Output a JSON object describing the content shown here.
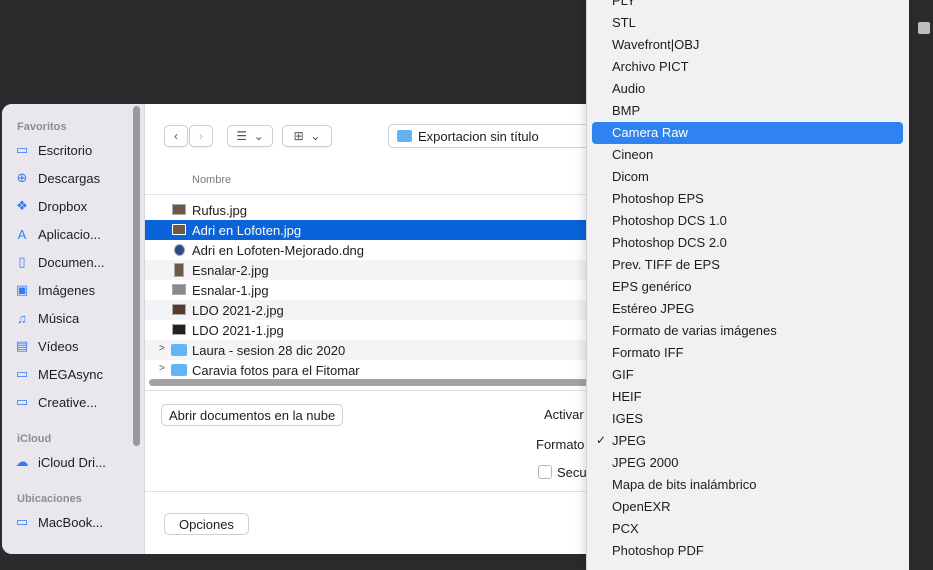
{
  "sidebar": {
    "sections": [
      {
        "title": "Favoritos",
        "items": [
          {
            "label": "Escritorio",
            "icon": "desktop-icon"
          },
          {
            "label": "Descargas",
            "icon": "download-icon"
          },
          {
            "label": "Dropbox",
            "icon": "dropbox-icon"
          },
          {
            "label": "Aplicacio...",
            "icon": "applications-icon"
          },
          {
            "label": "Documen...",
            "icon": "document-icon"
          },
          {
            "label": "Imágenes",
            "icon": "images-icon"
          },
          {
            "label": "Música",
            "icon": "music-icon"
          },
          {
            "label": "Vídeos",
            "icon": "videos-icon"
          },
          {
            "label": "MEGAsync",
            "icon": "folder-icon"
          },
          {
            "label": "Creative...",
            "icon": "folder-icon"
          }
        ]
      },
      {
        "title": "iCloud",
        "items": [
          {
            "label": "iCloud Dri...",
            "icon": "cloud-icon"
          }
        ]
      },
      {
        "title": "Ubicaciones",
        "items": [
          {
            "label": "MacBook...",
            "icon": "laptop-icon"
          }
        ]
      }
    ]
  },
  "toolbar": {
    "back": "‹",
    "forward": "›",
    "list_view": "☰",
    "grid_view": "⊞",
    "chevron": "⌄",
    "folder_name": "Exportacion sin título"
  },
  "file_list": {
    "column_name": "Nombre",
    "files": [
      {
        "name": "Rufus.jpg"
      },
      {
        "name": "Adri en Lofoten.jpg",
        "selected": true
      },
      {
        "name": "Adri en Lofoten-Mejorado.dng"
      },
      {
        "name": "Esnalar-2.jpg"
      },
      {
        "name": "Esnalar-1.jpg"
      },
      {
        "name": "LDO 2021-2.jpg"
      },
      {
        "name": "LDO 2021-1.jpg"
      },
      {
        "name": "Laura - sesion 28 dic 2020",
        "folder": true
      },
      {
        "name": "Caravia fotos para el Fitomar",
        "folder": true
      }
    ]
  },
  "bottom": {
    "cloud_button": "Abrir documentos en la nube",
    "activar_label": "Activar",
    "formato_label": "Formato",
    "secu_label": "Secu",
    "options_button": "Opciones"
  },
  "format_menu": {
    "items": [
      "PLY",
      "STL",
      "Wavefront|OBJ",
      "Archivo PICT",
      "Audio",
      "BMP",
      "Camera Raw",
      "Cineon",
      "Dicom",
      "Photoshop EPS",
      "Photoshop DCS 1.0",
      "Photoshop DCS 2.0",
      "Prev. TIFF de EPS",
      "EPS genérico",
      "Estéreo JPEG",
      "Formato de varias imágenes",
      "Formato IFF",
      "GIF",
      "HEIF",
      "IGES",
      "JPEG",
      "JPEG 2000",
      "Mapa de bits inalámbrico",
      "OpenEXR",
      "PCX",
      "Photoshop PDF"
    ],
    "highlighted": "Camera Raw",
    "checked": "JPEG",
    "check_mark": "✓"
  },
  "colors": {
    "selection": "#0a63d8",
    "menu_highlight": "#2f82f0",
    "folder": "#63b4f5"
  }
}
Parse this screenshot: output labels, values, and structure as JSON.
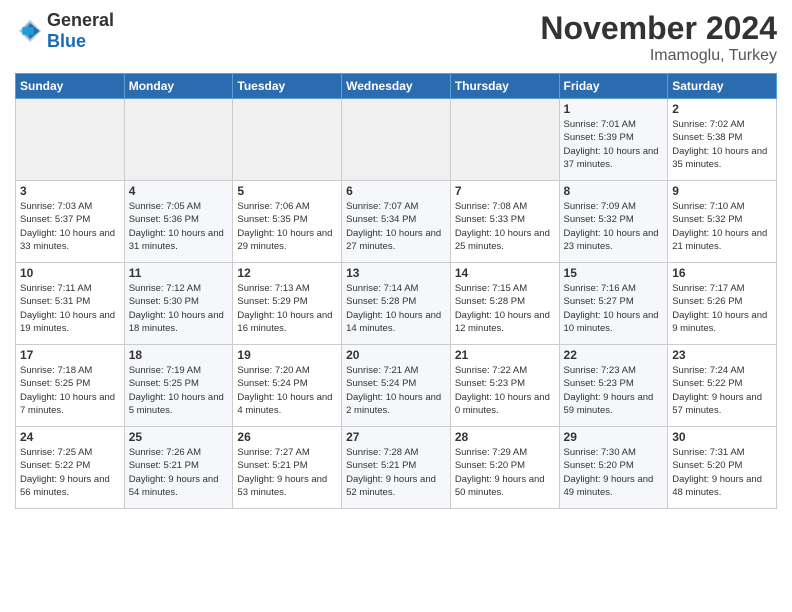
{
  "header": {
    "logo_general": "General",
    "logo_blue": "Blue",
    "month": "November 2024",
    "location": "Imamoglu, Turkey"
  },
  "weekdays": [
    "Sunday",
    "Monday",
    "Tuesday",
    "Wednesday",
    "Thursday",
    "Friday",
    "Saturday"
  ],
  "weeks": [
    [
      {
        "day": "",
        "info": ""
      },
      {
        "day": "",
        "info": ""
      },
      {
        "day": "",
        "info": ""
      },
      {
        "day": "",
        "info": ""
      },
      {
        "day": "",
        "info": ""
      },
      {
        "day": "1",
        "info": "Sunrise: 7:01 AM\nSunset: 5:39 PM\nDaylight: 10 hours and 37 minutes."
      },
      {
        "day": "2",
        "info": "Sunrise: 7:02 AM\nSunset: 5:38 PM\nDaylight: 10 hours and 35 minutes."
      }
    ],
    [
      {
        "day": "3",
        "info": "Sunrise: 7:03 AM\nSunset: 5:37 PM\nDaylight: 10 hours and 33 minutes."
      },
      {
        "day": "4",
        "info": "Sunrise: 7:05 AM\nSunset: 5:36 PM\nDaylight: 10 hours and 31 minutes."
      },
      {
        "day": "5",
        "info": "Sunrise: 7:06 AM\nSunset: 5:35 PM\nDaylight: 10 hours and 29 minutes."
      },
      {
        "day": "6",
        "info": "Sunrise: 7:07 AM\nSunset: 5:34 PM\nDaylight: 10 hours and 27 minutes."
      },
      {
        "day": "7",
        "info": "Sunrise: 7:08 AM\nSunset: 5:33 PM\nDaylight: 10 hours and 25 minutes."
      },
      {
        "day": "8",
        "info": "Sunrise: 7:09 AM\nSunset: 5:32 PM\nDaylight: 10 hours and 23 minutes."
      },
      {
        "day": "9",
        "info": "Sunrise: 7:10 AM\nSunset: 5:32 PM\nDaylight: 10 hours and 21 minutes."
      }
    ],
    [
      {
        "day": "10",
        "info": "Sunrise: 7:11 AM\nSunset: 5:31 PM\nDaylight: 10 hours and 19 minutes."
      },
      {
        "day": "11",
        "info": "Sunrise: 7:12 AM\nSunset: 5:30 PM\nDaylight: 10 hours and 18 minutes."
      },
      {
        "day": "12",
        "info": "Sunrise: 7:13 AM\nSunset: 5:29 PM\nDaylight: 10 hours and 16 minutes."
      },
      {
        "day": "13",
        "info": "Sunrise: 7:14 AM\nSunset: 5:28 PM\nDaylight: 10 hours and 14 minutes."
      },
      {
        "day": "14",
        "info": "Sunrise: 7:15 AM\nSunset: 5:28 PM\nDaylight: 10 hours and 12 minutes."
      },
      {
        "day": "15",
        "info": "Sunrise: 7:16 AM\nSunset: 5:27 PM\nDaylight: 10 hours and 10 minutes."
      },
      {
        "day": "16",
        "info": "Sunrise: 7:17 AM\nSunset: 5:26 PM\nDaylight: 10 hours and 9 minutes."
      }
    ],
    [
      {
        "day": "17",
        "info": "Sunrise: 7:18 AM\nSunset: 5:25 PM\nDaylight: 10 hours and 7 minutes."
      },
      {
        "day": "18",
        "info": "Sunrise: 7:19 AM\nSunset: 5:25 PM\nDaylight: 10 hours and 5 minutes."
      },
      {
        "day": "19",
        "info": "Sunrise: 7:20 AM\nSunset: 5:24 PM\nDaylight: 10 hours and 4 minutes."
      },
      {
        "day": "20",
        "info": "Sunrise: 7:21 AM\nSunset: 5:24 PM\nDaylight: 10 hours and 2 minutes."
      },
      {
        "day": "21",
        "info": "Sunrise: 7:22 AM\nSunset: 5:23 PM\nDaylight: 10 hours and 0 minutes."
      },
      {
        "day": "22",
        "info": "Sunrise: 7:23 AM\nSunset: 5:23 PM\nDaylight: 9 hours and 59 minutes."
      },
      {
        "day": "23",
        "info": "Sunrise: 7:24 AM\nSunset: 5:22 PM\nDaylight: 9 hours and 57 minutes."
      }
    ],
    [
      {
        "day": "24",
        "info": "Sunrise: 7:25 AM\nSunset: 5:22 PM\nDaylight: 9 hours and 56 minutes."
      },
      {
        "day": "25",
        "info": "Sunrise: 7:26 AM\nSunset: 5:21 PM\nDaylight: 9 hours and 54 minutes."
      },
      {
        "day": "26",
        "info": "Sunrise: 7:27 AM\nSunset: 5:21 PM\nDaylight: 9 hours and 53 minutes."
      },
      {
        "day": "27",
        "info": "Sunrise: 7:28 AM\nSunset: 5:21 PM\nDaylight: 9 hours and 52 minutes."
      },
      {
        "day": "28",
        "info": "Sunrise: 7:29 AM\nSunset: 5:20 PM\nDaylight: 9 hours and 50 minutes."
      },
      {
        "day": "29",
        "info": "Sunrise: 7:30 AM\nSunset: 5:20 PM\nDaylight: 9 hours and 49 minutes."
      },
      {
        "day": "30",
        "info": "Sunrise: 7:31 AM\nSunset: 5:20 PM\nDaylight: 9 hours and 48 minutes."
      }
    ]
  ]
}
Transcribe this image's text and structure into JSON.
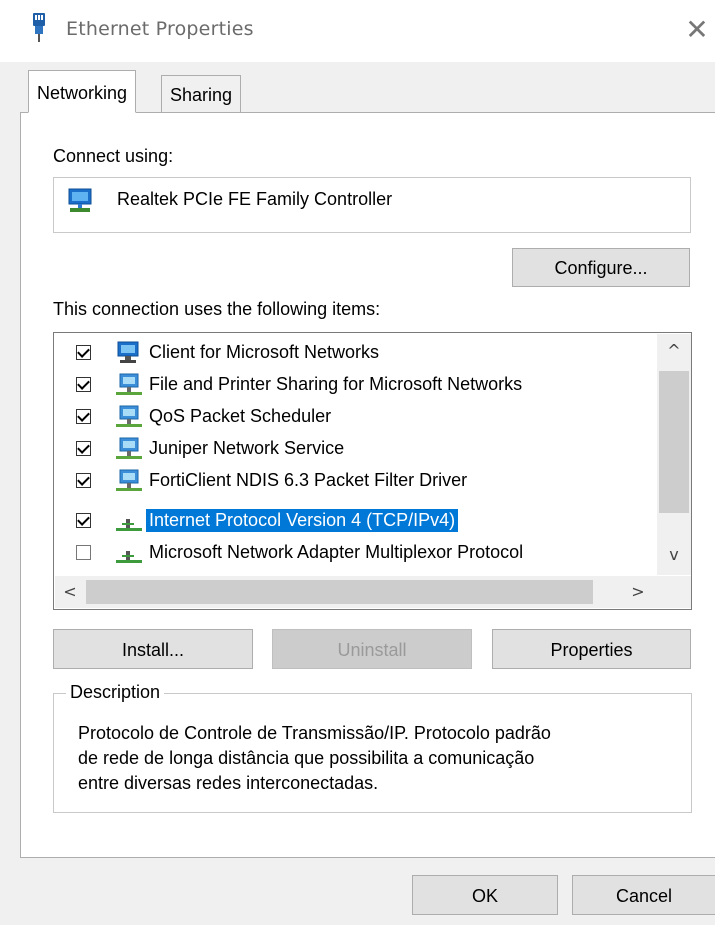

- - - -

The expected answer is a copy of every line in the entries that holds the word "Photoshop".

      "Photoshop EPS",
      "Photoshop DCS 1.0",
      "Photoshop DCS 2.0",
      "Photoshop PDF"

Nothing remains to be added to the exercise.